Unbelievably, there is a certain class of persons who do not understand the fine symmetry of getting even. “Even” is not a concept they are interested in. "Above" is more what’s on their mind. "Over"—as in you.

Be careful of such persons; they have no sense of balance, and this makes them dangerous and unfunny. When tempted to settle a score with them, Camper, ask yourself two questions. 1) “Will I ever have to deal with this person again?” and 2) “Will I ever have to deal with this person again?” Uncle Jerry knows that’s the same question twice, but he doesn’t trust you to answer truthfully the first time. If the answer is Yes to either of these questions, your best revenge will be watching someone else take that person down.

There is another class of persons on whom you should never attempt revenge. This group includes those who look up to you, baristas, and honestly stupid people, especially those in elected office. Yes, yes, of course, they’re annoying. Yes, they deserve it. Yes, whatever. But listen, Camper. The only thing worse than NOT getting even with someone who is invincibly ignorant is GETTING even with them. Revenge is a dish eaten eye-to-eye. Which part of “even” don’t you understand? And you need the proper wine to serve with it. Duh.

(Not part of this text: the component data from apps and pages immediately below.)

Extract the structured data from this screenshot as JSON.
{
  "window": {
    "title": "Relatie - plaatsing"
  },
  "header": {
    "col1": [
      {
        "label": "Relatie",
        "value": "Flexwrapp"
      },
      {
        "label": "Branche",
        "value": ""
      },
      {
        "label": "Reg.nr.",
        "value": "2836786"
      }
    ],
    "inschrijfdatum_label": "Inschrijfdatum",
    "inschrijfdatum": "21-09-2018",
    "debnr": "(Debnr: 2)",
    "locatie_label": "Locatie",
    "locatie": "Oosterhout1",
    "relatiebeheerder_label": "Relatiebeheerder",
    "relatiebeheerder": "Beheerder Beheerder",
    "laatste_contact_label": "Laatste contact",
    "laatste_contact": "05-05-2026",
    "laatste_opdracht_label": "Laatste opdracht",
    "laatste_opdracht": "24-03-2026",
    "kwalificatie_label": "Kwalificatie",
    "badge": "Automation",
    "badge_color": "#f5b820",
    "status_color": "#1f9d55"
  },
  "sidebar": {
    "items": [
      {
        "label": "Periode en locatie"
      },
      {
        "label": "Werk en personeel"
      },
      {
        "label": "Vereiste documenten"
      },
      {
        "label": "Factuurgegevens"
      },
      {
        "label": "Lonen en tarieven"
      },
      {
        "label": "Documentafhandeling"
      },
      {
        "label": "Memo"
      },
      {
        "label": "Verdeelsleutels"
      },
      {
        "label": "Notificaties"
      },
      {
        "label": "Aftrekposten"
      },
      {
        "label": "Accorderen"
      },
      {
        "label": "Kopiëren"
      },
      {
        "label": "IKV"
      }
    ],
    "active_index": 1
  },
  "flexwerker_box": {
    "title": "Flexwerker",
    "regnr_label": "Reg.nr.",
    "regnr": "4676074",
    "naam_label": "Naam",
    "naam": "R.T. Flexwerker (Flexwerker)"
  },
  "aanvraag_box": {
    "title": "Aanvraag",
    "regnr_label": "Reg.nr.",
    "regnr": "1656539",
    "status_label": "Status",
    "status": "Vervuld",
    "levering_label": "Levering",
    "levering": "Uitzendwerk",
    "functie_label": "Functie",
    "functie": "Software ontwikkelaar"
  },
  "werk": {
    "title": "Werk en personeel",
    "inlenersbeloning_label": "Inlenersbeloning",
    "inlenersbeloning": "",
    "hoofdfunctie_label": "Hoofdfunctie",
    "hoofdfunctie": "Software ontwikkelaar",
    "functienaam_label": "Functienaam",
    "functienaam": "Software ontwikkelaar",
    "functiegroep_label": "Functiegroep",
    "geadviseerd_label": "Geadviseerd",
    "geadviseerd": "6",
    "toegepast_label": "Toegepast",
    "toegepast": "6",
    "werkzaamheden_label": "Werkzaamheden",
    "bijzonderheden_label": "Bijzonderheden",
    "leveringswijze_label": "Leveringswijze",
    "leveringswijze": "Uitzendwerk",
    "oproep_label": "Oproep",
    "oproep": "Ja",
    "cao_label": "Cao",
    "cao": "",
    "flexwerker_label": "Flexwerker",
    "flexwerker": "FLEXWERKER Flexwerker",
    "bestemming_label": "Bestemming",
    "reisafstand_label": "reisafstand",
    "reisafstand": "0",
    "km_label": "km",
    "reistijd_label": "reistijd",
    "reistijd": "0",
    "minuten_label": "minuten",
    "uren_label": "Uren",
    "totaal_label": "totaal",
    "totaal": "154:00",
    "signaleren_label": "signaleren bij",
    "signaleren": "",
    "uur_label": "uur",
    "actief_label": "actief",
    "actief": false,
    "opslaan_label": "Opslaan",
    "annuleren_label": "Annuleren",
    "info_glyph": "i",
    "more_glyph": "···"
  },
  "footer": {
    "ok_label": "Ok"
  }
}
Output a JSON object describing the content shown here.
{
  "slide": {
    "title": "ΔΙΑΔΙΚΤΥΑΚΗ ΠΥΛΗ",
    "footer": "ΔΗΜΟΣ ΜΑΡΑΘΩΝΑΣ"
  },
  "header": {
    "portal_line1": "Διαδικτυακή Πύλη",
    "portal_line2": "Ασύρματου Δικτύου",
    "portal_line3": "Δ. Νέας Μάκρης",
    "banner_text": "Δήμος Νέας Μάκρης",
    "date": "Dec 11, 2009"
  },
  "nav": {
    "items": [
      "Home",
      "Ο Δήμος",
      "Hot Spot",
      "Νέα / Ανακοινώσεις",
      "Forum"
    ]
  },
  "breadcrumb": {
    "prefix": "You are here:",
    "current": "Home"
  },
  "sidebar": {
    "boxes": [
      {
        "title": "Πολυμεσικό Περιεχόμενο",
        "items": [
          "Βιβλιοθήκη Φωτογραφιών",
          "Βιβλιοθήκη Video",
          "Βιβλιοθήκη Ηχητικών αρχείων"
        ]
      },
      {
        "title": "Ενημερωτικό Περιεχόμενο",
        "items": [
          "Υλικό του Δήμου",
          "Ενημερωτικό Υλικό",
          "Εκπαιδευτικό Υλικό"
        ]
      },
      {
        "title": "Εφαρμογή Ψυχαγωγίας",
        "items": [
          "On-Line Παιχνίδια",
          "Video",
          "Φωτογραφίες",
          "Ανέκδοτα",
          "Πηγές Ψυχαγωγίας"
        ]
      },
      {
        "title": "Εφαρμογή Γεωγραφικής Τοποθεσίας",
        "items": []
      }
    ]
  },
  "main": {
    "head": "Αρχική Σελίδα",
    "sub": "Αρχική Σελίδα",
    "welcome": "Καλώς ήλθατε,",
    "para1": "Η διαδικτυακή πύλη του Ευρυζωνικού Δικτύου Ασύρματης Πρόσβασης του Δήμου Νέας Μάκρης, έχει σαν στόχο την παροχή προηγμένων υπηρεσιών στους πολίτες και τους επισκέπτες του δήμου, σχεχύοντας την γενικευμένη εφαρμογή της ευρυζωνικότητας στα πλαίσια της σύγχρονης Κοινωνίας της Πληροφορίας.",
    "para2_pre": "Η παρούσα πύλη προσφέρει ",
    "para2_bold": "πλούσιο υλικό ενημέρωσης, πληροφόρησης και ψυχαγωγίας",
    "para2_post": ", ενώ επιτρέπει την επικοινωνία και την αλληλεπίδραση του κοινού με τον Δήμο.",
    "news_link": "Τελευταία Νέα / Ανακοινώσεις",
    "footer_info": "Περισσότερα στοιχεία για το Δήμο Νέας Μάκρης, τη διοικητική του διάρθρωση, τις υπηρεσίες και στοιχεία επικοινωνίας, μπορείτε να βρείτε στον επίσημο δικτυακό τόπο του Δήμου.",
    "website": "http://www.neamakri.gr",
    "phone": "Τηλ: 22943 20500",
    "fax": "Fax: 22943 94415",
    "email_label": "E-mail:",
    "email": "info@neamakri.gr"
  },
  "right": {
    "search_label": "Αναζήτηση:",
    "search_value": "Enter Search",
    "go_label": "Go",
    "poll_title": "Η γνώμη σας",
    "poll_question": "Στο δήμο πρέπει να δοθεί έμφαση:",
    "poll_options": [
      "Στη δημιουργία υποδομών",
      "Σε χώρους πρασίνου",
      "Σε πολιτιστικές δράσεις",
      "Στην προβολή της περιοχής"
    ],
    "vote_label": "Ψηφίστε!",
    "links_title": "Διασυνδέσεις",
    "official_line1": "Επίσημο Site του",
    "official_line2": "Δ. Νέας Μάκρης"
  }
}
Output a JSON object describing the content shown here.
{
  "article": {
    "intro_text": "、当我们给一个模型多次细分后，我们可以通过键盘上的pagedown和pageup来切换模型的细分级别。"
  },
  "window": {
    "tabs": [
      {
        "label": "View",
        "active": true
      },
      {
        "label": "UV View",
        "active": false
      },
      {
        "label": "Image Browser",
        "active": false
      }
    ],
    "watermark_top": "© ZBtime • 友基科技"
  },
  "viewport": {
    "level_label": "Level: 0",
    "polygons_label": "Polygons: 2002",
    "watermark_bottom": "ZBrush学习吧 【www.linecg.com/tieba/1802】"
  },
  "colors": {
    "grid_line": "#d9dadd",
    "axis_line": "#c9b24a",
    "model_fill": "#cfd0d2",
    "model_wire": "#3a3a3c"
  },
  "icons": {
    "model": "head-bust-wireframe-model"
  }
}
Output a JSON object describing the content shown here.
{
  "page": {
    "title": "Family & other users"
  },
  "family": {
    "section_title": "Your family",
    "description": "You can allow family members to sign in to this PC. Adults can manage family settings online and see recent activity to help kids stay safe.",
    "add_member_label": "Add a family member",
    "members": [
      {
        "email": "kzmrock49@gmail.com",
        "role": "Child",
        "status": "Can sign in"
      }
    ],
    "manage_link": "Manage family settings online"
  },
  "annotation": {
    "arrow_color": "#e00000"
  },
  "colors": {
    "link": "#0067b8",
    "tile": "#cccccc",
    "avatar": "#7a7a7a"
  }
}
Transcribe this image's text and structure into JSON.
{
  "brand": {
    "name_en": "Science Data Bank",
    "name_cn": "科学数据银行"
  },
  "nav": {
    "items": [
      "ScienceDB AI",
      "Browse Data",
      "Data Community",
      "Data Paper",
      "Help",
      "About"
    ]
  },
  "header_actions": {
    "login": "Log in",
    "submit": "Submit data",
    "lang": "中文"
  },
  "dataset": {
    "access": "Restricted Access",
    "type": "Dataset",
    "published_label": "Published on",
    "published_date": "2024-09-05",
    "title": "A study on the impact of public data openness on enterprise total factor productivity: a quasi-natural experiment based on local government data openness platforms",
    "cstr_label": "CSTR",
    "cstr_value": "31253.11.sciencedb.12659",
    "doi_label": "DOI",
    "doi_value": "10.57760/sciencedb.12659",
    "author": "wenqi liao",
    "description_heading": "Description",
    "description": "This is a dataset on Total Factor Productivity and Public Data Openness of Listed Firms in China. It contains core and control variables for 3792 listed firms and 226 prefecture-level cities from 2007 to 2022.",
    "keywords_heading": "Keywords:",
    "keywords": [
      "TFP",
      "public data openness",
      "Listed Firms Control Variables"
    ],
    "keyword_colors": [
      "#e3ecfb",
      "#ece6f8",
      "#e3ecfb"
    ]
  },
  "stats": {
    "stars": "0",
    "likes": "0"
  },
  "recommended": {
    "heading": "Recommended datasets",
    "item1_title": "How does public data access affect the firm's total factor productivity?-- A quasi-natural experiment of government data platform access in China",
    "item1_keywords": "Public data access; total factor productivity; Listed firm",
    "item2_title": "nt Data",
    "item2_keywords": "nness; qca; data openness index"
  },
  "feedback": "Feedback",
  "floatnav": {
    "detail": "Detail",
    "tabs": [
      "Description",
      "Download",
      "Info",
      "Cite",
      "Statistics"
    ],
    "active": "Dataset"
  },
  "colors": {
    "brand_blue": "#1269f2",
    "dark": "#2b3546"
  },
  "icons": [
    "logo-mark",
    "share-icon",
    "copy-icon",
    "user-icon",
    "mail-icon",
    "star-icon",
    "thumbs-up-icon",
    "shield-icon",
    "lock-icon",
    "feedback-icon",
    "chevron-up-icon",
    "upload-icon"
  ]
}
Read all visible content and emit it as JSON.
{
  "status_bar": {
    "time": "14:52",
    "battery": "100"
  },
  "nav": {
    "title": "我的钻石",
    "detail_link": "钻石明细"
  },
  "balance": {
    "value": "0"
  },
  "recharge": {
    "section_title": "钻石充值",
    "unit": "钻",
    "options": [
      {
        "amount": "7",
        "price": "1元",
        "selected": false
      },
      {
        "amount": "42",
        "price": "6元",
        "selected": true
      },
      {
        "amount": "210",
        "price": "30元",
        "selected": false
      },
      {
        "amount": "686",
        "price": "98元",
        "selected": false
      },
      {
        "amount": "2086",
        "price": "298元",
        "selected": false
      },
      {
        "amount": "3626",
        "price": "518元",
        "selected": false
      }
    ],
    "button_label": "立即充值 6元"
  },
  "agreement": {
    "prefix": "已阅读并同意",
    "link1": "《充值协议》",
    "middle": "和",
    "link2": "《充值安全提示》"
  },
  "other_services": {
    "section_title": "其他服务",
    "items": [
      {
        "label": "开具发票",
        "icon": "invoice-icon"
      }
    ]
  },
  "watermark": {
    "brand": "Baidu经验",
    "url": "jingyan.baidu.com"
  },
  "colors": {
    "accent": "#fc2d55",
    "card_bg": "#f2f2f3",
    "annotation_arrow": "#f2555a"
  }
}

Which brings us to: Uncle Jerry’s Six Persons Never to Pay Back.

  1. people who are truly evil
  2. people to whom you are important
  3. pets and politicians
  4. ex-spouses (see #1 and #3)
  5. writers
  6. people you might forget to watch carefully in the future

In our story, Molly sets out for revenge on Rhinehart. Let’s see how that goes.